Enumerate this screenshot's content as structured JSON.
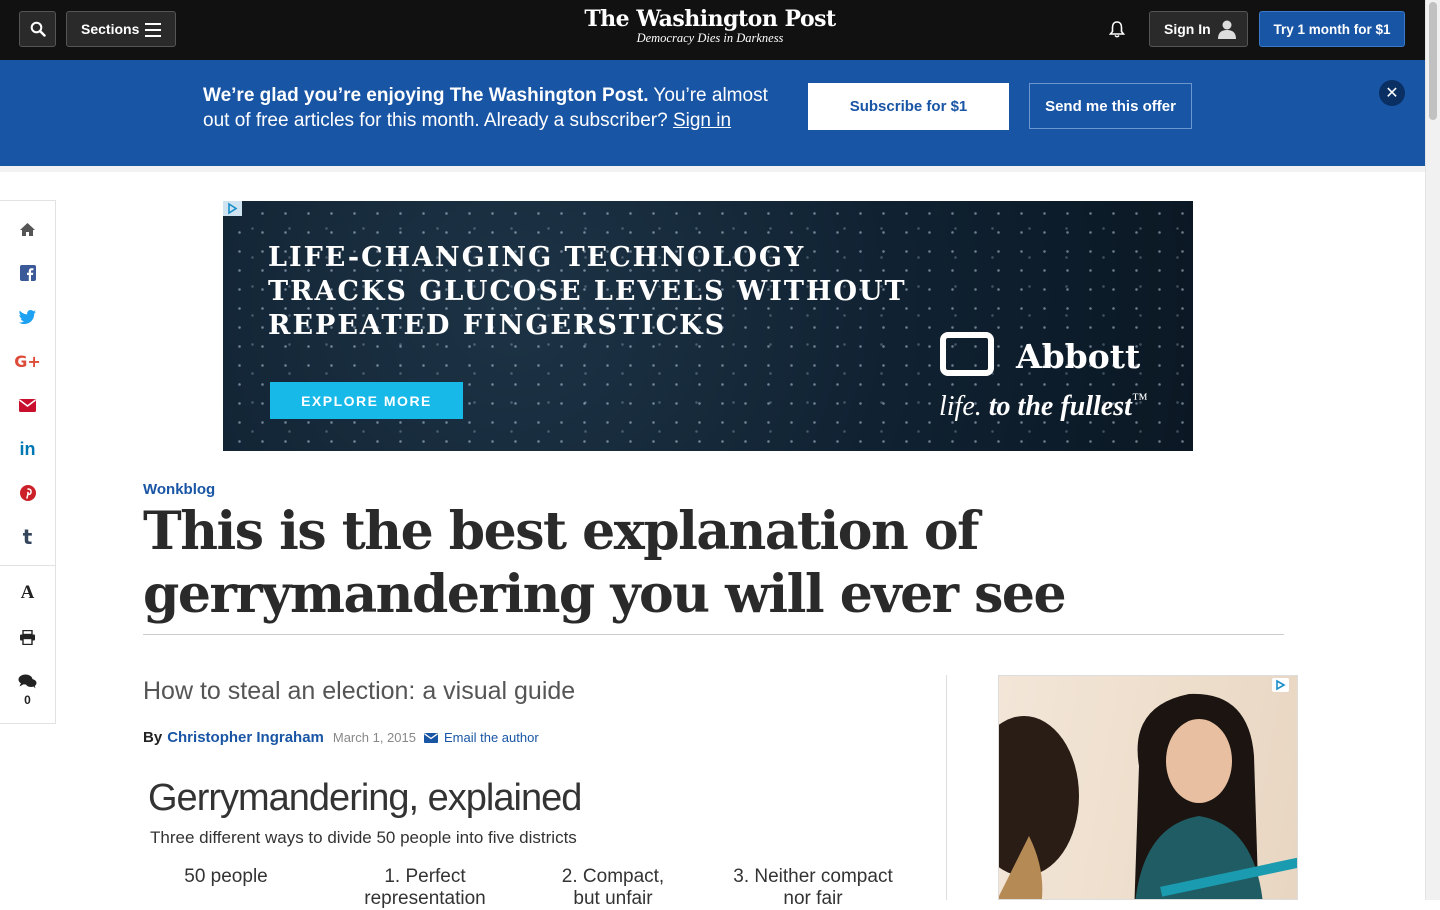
{
  "topbar": {
    "sections_label": "Sections",
    "logo_name": "The Washington Post",
    "logo_tagline": "Democracy Dies in Darkness",
    "signin_label": "Sign In",
    "try_label": "Try 1 month for $1"
  },
  "banner": {
    "bold_text": "We’re glad you’re enjoying The Washington Post.",
    "text": " You’re almost out of free articles for this month. Already a subscriber? ",
    "signin_link": "Sign in",
    "subscribe_label": "Subscribe for $1",
    "send_label": "Send me this offer",
    "close_label": "✕"
  },
  "share_rail": {
    "comment_count": "0"
  },
  "ad": {
    "headline_lines": [
      "LIFE-CHANGING TECHNOLOGY",
      "TRACKS GLUCOSE LEVELS WITHOUT",
      "REPEATED FINGERSTICKS"
    ],
    "cta": "EXPLORE MORE",
    "brand": "Abbott",
    "slogan_a": "life.",
    "slogan_b": " to the fullest",
    "slogan_tm": "™"
  },
  "article": {
    "kicker": "Wonkblog",
    "headline": "This is the best explanation of gerrymandering you will ever see",
    "subhead": "How to steal an election: a visual guide",
    "by": "By",
    "author": "Christopher Ingraham",
    "date": "March 1, 2015",
    "email_label": "Email the author"
  },
  "graphic": {
    "title": "Gerrymandering, explained",
    "subtitle": "Three different ways to divide 50 people into five districts",
    "columns": [
      "50 people",
      "1. Perfect representation",
      "2. Compact, but unfair",
      "3. Neither compact nor fair"
    ]
  },
  "colors": {
    "brand_blue": "#1955a5",
    "topbar": "#111111",
    "ad_cta": "#17b9e8"
  }
}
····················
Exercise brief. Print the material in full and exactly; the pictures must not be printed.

Reply to the task.
Enumerate this screenshot's content as structured JSON.
{
  "topbar": {
    "sections_label": "Sections",
    "logo_name": "The Washington Post",
    "logo_tagline": "Democracy Dies in Darkness",
    "signin_label": "Sign In",
    "try_label": "Try 1 month for $1"
  },
  "banner": {
    "bold_text": "We’re glad you’re enjoying The Washington Post.",
    "text": " You’re almost out of free articles for this month. Already a subscriber? ",
    "signin_link": "Sign in",
    "subscribe_label": "Subscribe for $1",
    "send_label": "Send me this offer",
    "close_label": "✕"
  },
  "share_rail": {
    "comment_count": "0"
  },
  "ad": {
    "headline_lines": [
      "LIFE-CHANGING TECHNOLOGY",
      "TRACKS GLUCOSE LEVELS WITHOUT",
      "REPEATED FINGERSTICKS"
    ],
    "cta": "EXPLORE MORE",
    "brand": "Abbott",
    "slogan_a": "life.",
    "slogan_b": " to the fullest",
    "slogan_tm": "™"
  },
  "article": {
    "kicker": "Wonkblog",
    "headline": "This is the best explanation of gerrymandering you will ever see",
    "subhead": "How to steal an election: a visual guide",
    "by": "By",
    "author": "Christopher Ingraham",
    "date": "March 1, 2015",
    "email_label": "Email the author"
  },
  "graphic": {
    "title": "Gerrymandering, explained",
    "subtitle": "Three different ways to divide 50 people into five districts",
    "columns": [
      "50 people",
      "1. Perfect representation",
      "2. Compact, but unfair",
      "3. Neither compact nor fair"
    ]
  },
  "colors": {
    "brand_blue": "#1955a5",
    "topbar": "#111111",
    "ad_cta": "#17b9e8"
  }
}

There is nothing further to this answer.